## YOUR INSTRUCTIONS:
Would you please copy each line of the data in which the string "icon" occurs?

Page and application data records:

───

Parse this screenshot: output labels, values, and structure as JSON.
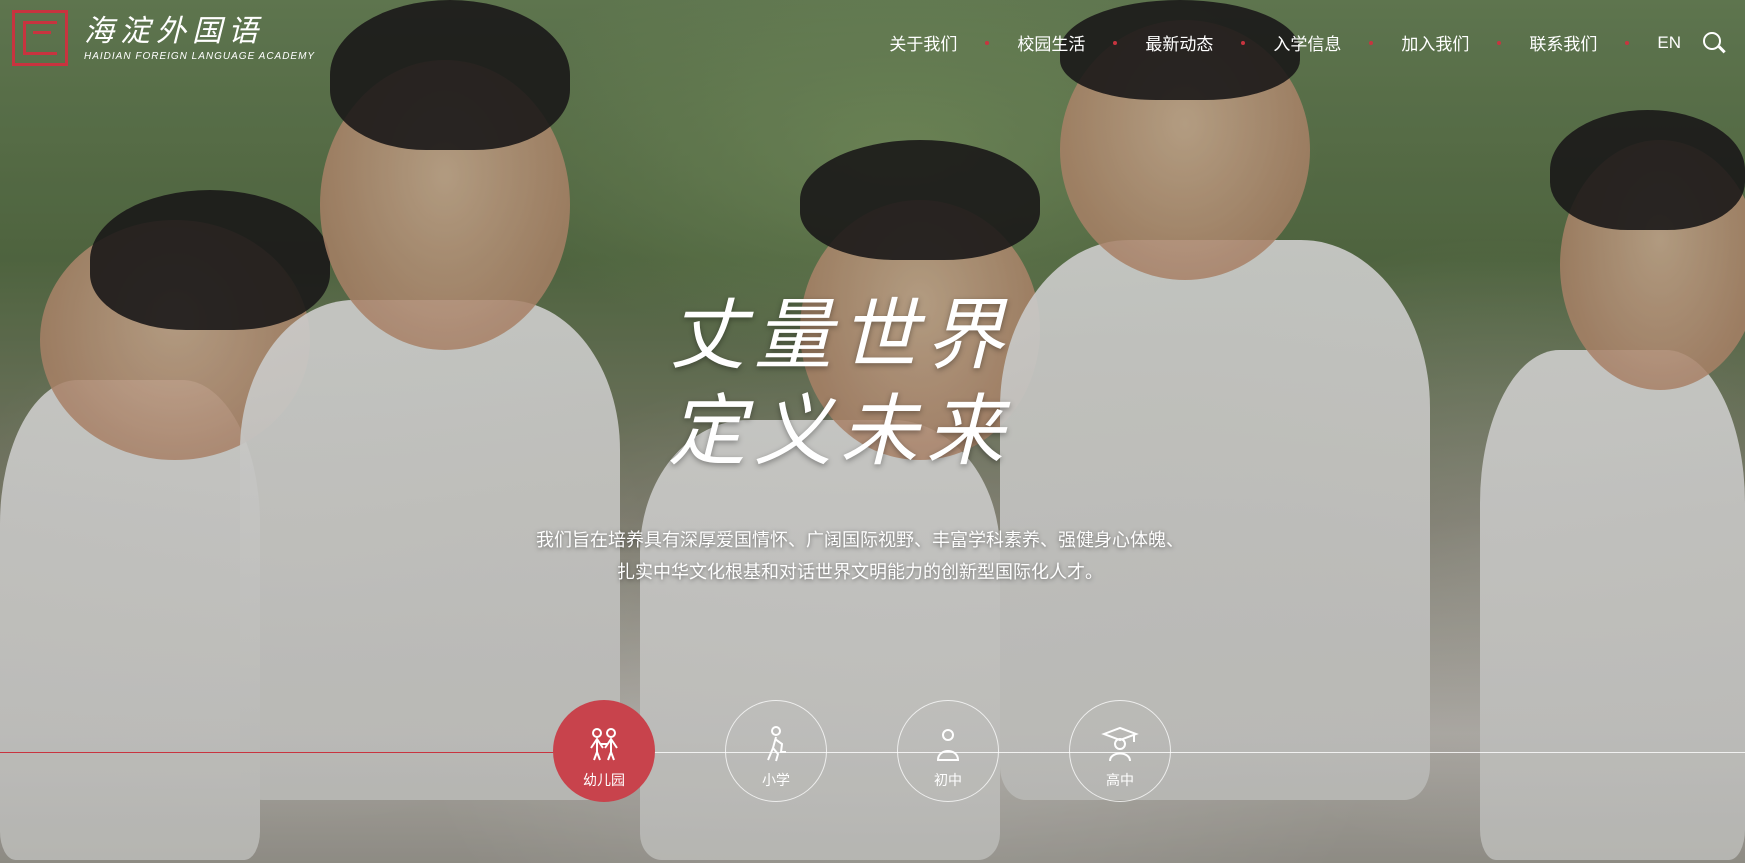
{
  "brand": {
    "name_cn": "海淀外国语",
    "name_en": "HAIDIAN FOREIGN LANGUAGE ACADEMY",
    "accent_color": "#c8343f"
  },
  "nav": {
    "items": [
      "关于我们",
      "校园生活",
      "最新动态",
      "入学信息",
      "加入我们",
      "联系我们",
      "EN"
    ]
  },
  "hero": {
    "headline_line1": "丈量世界",
    "headline_line2": "定义未来",
    "subtext_line1": "我们旨在培养具有深厚爱国情怀、广阔国际视野、丰富学科素养、强健身心体魄、",
    "subtext_line2": "扎实中华文化根基和对话世界文明能力的创新型国际化人才。"
  },
  "stages": [
    {
      "label": "幼儿园",
      "icon": "children-icon",
      "active": true
    },
    {
      "label": "小学",
      "icon": "walking-student-icon",
      "active": false
    },
    {
      "label": "初中",
      "icon": "student-icon",
      "active": false
    },
    {
      "label": "高中",
      "icon": "graduate-cap-icon",
      "active": false
    }
  ]
}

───

## RESPONSE TO THIS EXERCISE:
      "icon": "children-icon",
      "icon": "walking-student-icon",
      "icon": "student-icon",
      "icon": "graduate-cap-icon",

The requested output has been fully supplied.